» **Problem to solve**: Word for word, set down the entries below.
**********
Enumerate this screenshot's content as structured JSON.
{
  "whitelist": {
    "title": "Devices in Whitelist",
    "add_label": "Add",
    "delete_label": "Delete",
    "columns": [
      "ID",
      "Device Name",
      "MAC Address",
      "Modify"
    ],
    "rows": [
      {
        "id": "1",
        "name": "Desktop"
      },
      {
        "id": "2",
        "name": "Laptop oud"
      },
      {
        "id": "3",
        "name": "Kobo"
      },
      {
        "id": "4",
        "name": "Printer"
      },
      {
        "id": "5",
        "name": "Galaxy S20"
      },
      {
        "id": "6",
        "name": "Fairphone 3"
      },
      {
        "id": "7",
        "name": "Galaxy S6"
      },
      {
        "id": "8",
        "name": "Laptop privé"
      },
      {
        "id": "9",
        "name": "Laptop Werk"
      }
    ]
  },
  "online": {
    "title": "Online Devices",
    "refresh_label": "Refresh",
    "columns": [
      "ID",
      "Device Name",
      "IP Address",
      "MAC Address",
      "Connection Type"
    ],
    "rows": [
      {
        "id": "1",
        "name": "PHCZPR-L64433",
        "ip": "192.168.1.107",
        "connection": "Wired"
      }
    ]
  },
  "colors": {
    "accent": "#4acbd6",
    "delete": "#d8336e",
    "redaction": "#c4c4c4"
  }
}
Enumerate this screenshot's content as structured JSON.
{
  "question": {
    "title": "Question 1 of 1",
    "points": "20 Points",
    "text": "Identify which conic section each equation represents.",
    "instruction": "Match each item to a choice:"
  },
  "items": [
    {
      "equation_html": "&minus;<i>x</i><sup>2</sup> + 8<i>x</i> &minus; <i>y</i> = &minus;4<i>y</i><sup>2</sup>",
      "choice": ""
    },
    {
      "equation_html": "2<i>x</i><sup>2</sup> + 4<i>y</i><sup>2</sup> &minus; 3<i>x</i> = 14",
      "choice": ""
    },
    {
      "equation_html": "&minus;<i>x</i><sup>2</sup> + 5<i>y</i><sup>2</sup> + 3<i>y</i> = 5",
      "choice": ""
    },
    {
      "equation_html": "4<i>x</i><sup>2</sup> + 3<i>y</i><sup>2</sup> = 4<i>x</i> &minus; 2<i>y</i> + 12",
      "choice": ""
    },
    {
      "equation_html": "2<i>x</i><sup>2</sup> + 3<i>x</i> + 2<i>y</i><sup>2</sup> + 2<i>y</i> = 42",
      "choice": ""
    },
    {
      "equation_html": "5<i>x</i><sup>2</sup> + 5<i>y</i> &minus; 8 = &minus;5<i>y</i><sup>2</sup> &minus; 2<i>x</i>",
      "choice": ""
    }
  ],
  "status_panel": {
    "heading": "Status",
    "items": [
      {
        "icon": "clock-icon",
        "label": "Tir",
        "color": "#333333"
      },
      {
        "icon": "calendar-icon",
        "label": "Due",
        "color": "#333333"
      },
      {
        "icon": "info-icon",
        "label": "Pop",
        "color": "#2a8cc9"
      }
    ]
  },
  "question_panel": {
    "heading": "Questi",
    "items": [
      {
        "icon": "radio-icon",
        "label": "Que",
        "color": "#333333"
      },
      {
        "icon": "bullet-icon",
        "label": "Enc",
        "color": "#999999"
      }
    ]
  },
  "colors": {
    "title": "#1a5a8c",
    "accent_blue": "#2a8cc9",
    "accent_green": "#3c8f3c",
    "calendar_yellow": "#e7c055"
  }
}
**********
» **Answer box**:
Enumerate this screenshot's content as structured JSON.
{
  "whitelist": {
    "title": "Devices in Whitelist",
    "add_label": "Add",
    "delete_label": "Delete",
    "columns": [
      "ID",
      "Device Name",
      "MAC Address",
      "Modify"
    ],
    "rows": [
      {
        "id": "1",
        "name": "Desktop"
      },
      {
        "id": "2",
        "name": "Laptop oud"
      },
      {
        "id": "3",
        "name": "Kobo"
      },
      {
        "id": "4",
        "name": "Printer"
      },
      {
        "id": "5",
        "name": "Galaxy S20"
      },
      {
        "id": "6",
        "name": "Fairphone 3"
      },
      {
        "id": "7",
        "name": "Galaxy S6"
      },
      {
        "id": "8",
        "name": "Laptop privé"
      },
      {
        "id": "9",
        "name": "Laptop Werk"
      }
    ]
  },
  "online": {
    "title": "Online Devices",
    "refresh_label": "Refresh",
    "columns": [
      "ID",
      "Device Name",
      "IP Address",
      "MAC Address",
      "Connection Type"
    ],
    "rows": [
      {
        "id": "1",
        "name": "PHCZPR-L64433",
        "ip": "192.168.1.107",
        "connection": "Wired"
      }
    ]
  },
  "colors": {
    "accent": "#4acbd6",
    "delete": "#d8336e",
    "redaction": "#c4c4c4"
  }
}
Enumerate this screenshot's content as structured JSON.
{
  "question": {
    "title": "Question 1 of 1",
    "points": "20 Points",
    "text": "Identify which conic section each equation represents.",
    "instruction": "Match each item to a choice:"
  },
  "items": [
    {
      "equation_html": "&minus;<i>x</i><sup>2</sup> + 8<i>x</i> &minus; <i>y</i> = &minus;4<i>y</i><sup>2</sup>",
      "choice": ""
    },
    {
      "equation_html": "2<i>x</i><sup>2</sup> + 4<i>y</i><sup>2</sup> &minus; 3<i>x</i> = 14",
      "choice": ""
    },
    {
      "equation_html": "&minus;<i>x</i><sup>2</sup> + 5<i>y</i><sup>2</sup> + 3<i>y</i> = 5",
      "choice": ""
    },
    {
      "equation_html": "4<i>x</i><sup>2</sup> + 3<i>y</i><sup>2</sup> = 4<i>x</i> &minus; 2<i>y</i> + 12",
      "choice": ""
    },
    {
      "equation_html": "2<i>x</i><sup>2</sup> + 3<i>x</i> + 2<i>y</i><sup>2</sup> + 2<i>y</i> = 42",
      "choice": ""
    },
    {
      "equation_html": "5<i>x</i><sup>2</sup> + 5<i>y</i> &minus; 8 = &minus;5<i>y</i><sup>2</sup> &minus; 2<i>x</i>",
      "choice": ""
    }
  ],
  "status_panel": {
    "heading": "Status",
    "items": [
      {
        "icon": "clock-icon",
        "label": "Tir",
        "color": "#333333"
      },
      {
        "icon": "calendar-icon",
        "label": "Due",
        "color": "#333333"
      },
      {
        "icon": "info-icon",
        "label": "Pop",
        "color": "#2a8cc9"
      }
    ]
  },
  "question_panel": {
    "heading": "Questi",
    "items": [
      {
        "icon": "radio-icon",
        "label": "Que",
        "color": "#333333"
      },
      {
        "icon": "bullet-icon",
        "label": "Enc",
        "color": "#999999"
      }
    ]
  },
  "colors": {
    "title": "#1a5a8c",
    "accent_blue": "#2a8cc9",
    "accent_green": "#3c8f3c",
    "calendar_yellow": "#e7c055"
  }
}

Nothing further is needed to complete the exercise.